--- Task brief ---
Your reply must be the number of lines in the entries that hold the word "Available", and nothing else.

--- Data to use ---
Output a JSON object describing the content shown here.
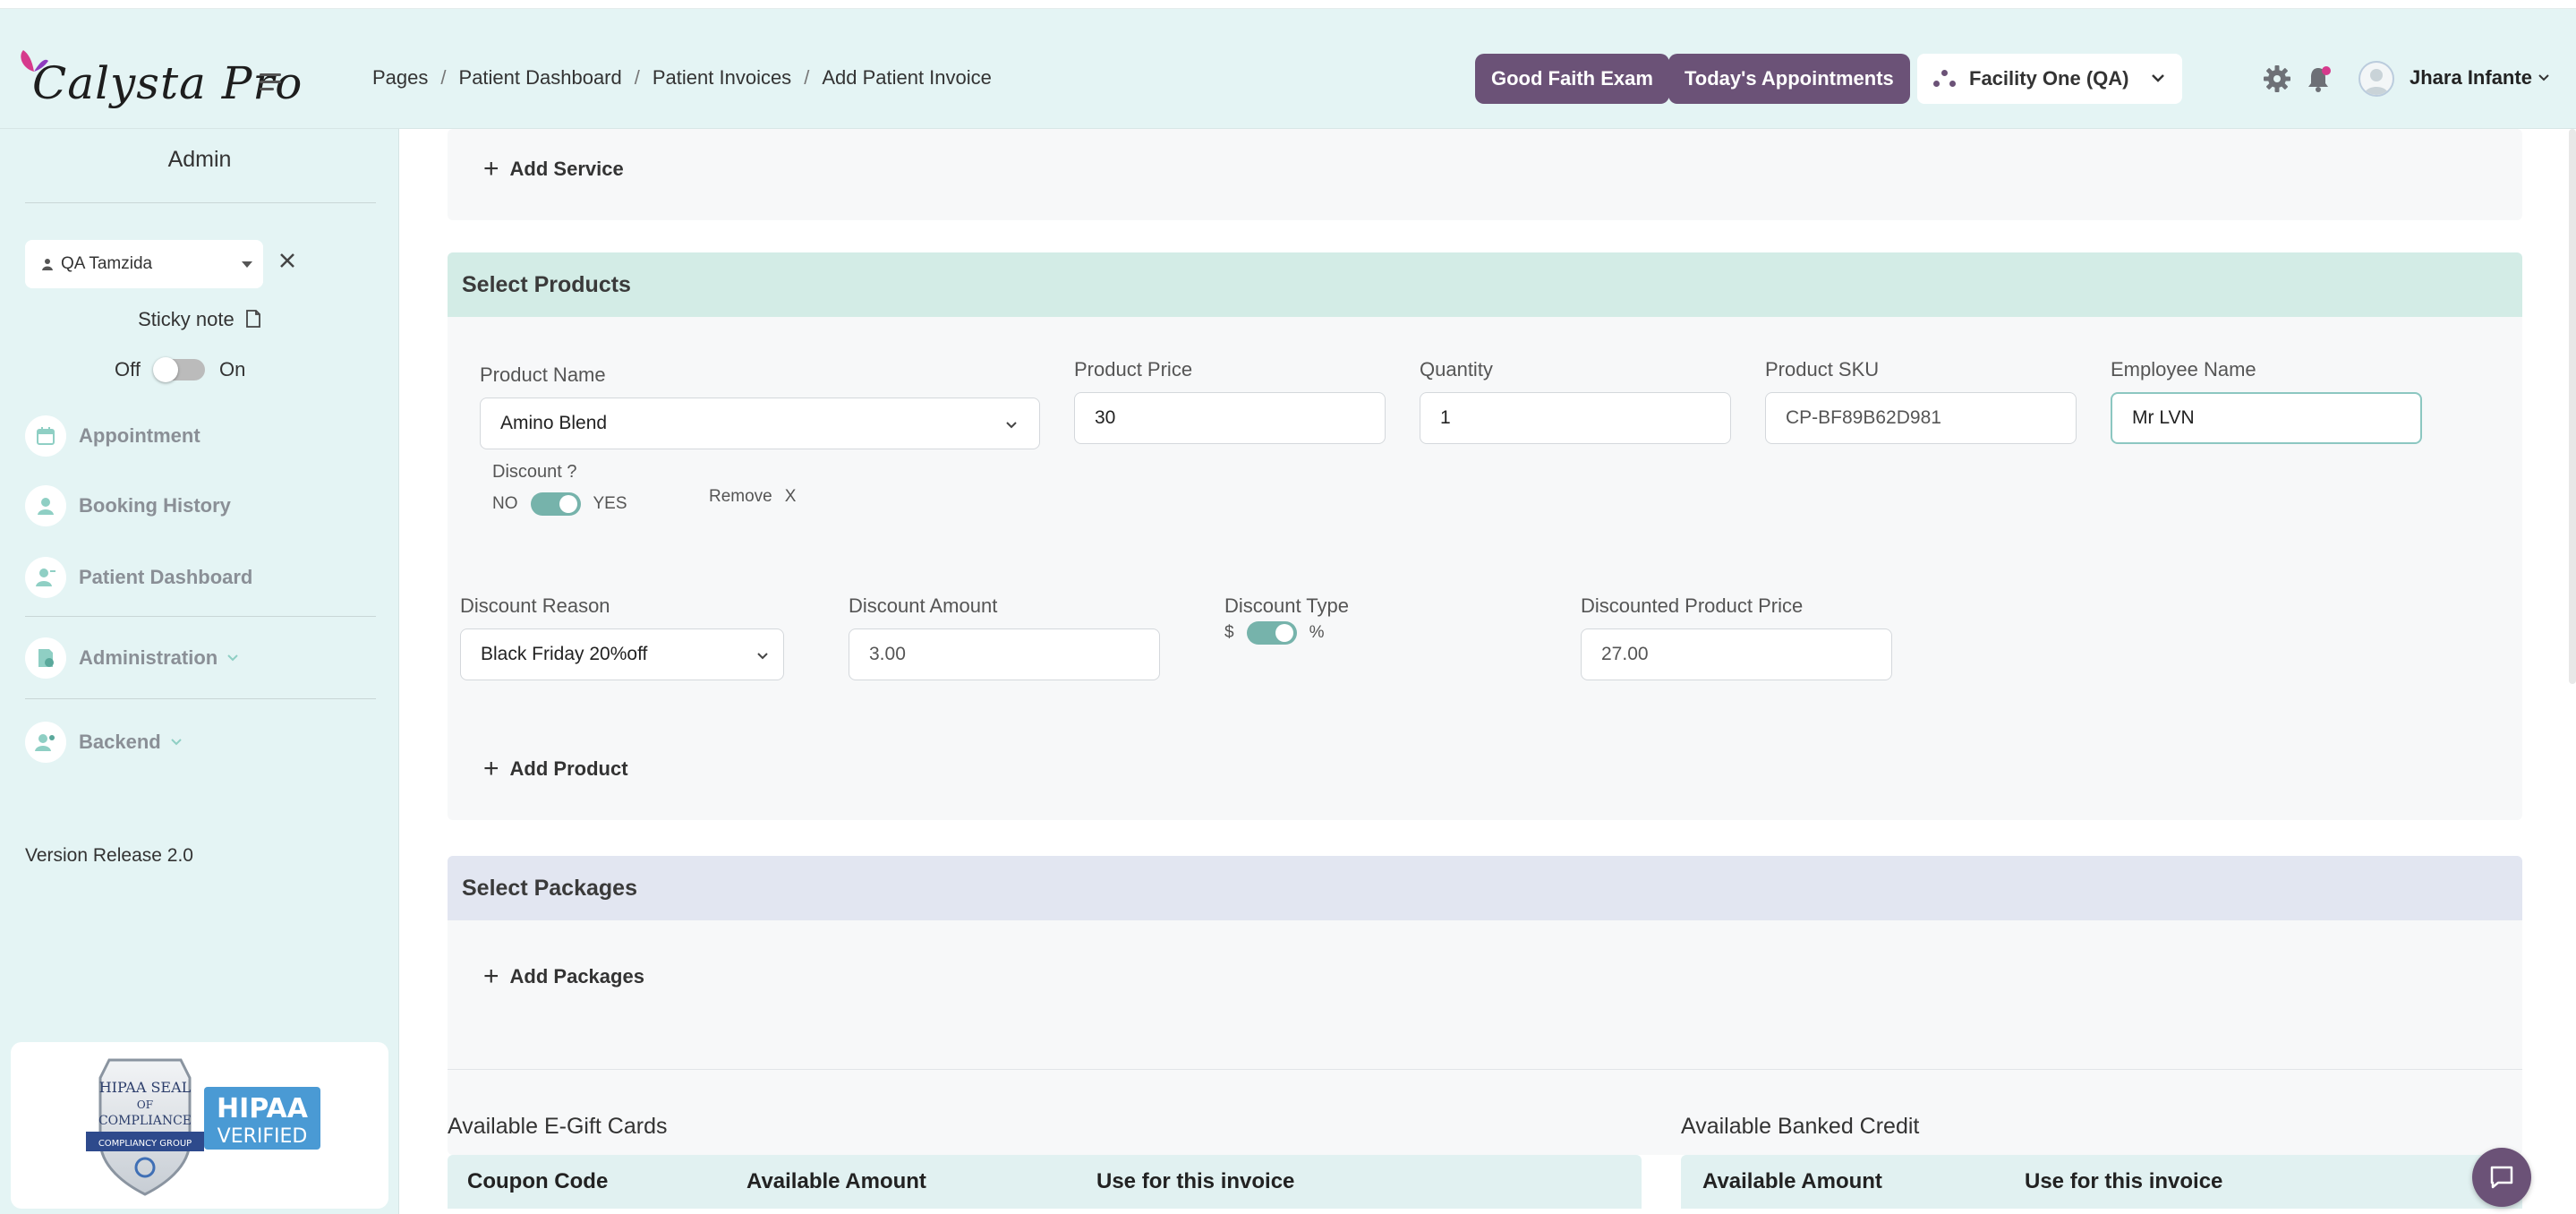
{
  "header": {
    "logo_text": "Calysta Pro",
    "breadcrumb": [
      "Pages",
      "Patient Dashboard",
      "Patient Invoices",
      "Add Patient Invoice"
    ],
    "good_faith_button": "Good Faith Exam",
    "todays_appointments_button": "Today's Appointments",
    "facility": "Facility One (QA)",
    "user_name": "Jhara Infante"
  },
  "sidebar": {
    "role": "Admin",
    "patient": "QA Tamzida",
    "sticky_note": "Sticky note",
    "toggle_off": "Off",
    "toggle_on": "On",
    "items": [
      {
        "label": "Appointment"
      },
      {
        "label": "Booking History"
      },
      {
        "label": "Patient Dashboard"
      },
      {
        "label": "Administration"
      },
      {
        "label": "Backend"
      }
    ],
    "version": "Version Release 2.0",
    "hipaa": {
      "seal_text": "HIPAA SEAL OF COMPLIANCE",
      "group_text": "COMPLIANCY GROUP",
      "verified_line1": "HIPAA",
      "verified_line2": "VERIFIED"
    }
  },
  "services": {
    "add_label": "Add Service"
  },
  "products": {
    "title": "Select Products",
    "product_name_label": "Product Name",
    "product_name_value": "Amino Blend",
    "product_price_label": "Product Price",
    "product_price_value": "30",
    "quantity_label": "Quantity",
    "quantity_value": "1",
    "sku_label": "Product SKU",
    "sku_value": "CP-BF89B62D981",
    "employee_label": "Employee Name",
    "employee_value": "Mr LVN",
    "discount_label": "Discount ?",
    "discount_no": "NO",
    "discount_yes": "YES",
    "remove_label": "Remove",
    "remove_x": "X",
    "discount_reason_label": "Discount Reason",
    "discount_reason_value": "Black Friday 20%off",
    "discount_amount_label": "Discount Amount",
    "discount_amount_value": "3.00",
    "discount_type_label": "Discount Type",
    "discount_type_dollar": "$",
    "discount_type_percent": "%",
    "discounted_price_label": "Discounted Product Price",
    "discounted_price_value": "27.00",
    "add_label": "Add Product"
  },
  "packages": {
    "title": "Select Packages",
    "add_label": "Add Packages"
  },
  "egift": {
    "title": "Available E-Gift Cards",
    "columns": [
      "Coupon Code",
      "Available Amount",
      "Use for this invoice"
    ]
  },
  "banked": {
    "title": "Available Banked Credit",
    "columns": [
      "Available Amount",
      "Use for this invoice"
    ]
  },
  "colors": {
    "brand_purple": "#6b5277",
    "mint_bg": "#e4f4f4",
    "products_header": "#d3ece6",
    "packages_header": "#e2e6f1",
    "toggle_teal": "#76b3ab"
  }
}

--- Task solution ---
4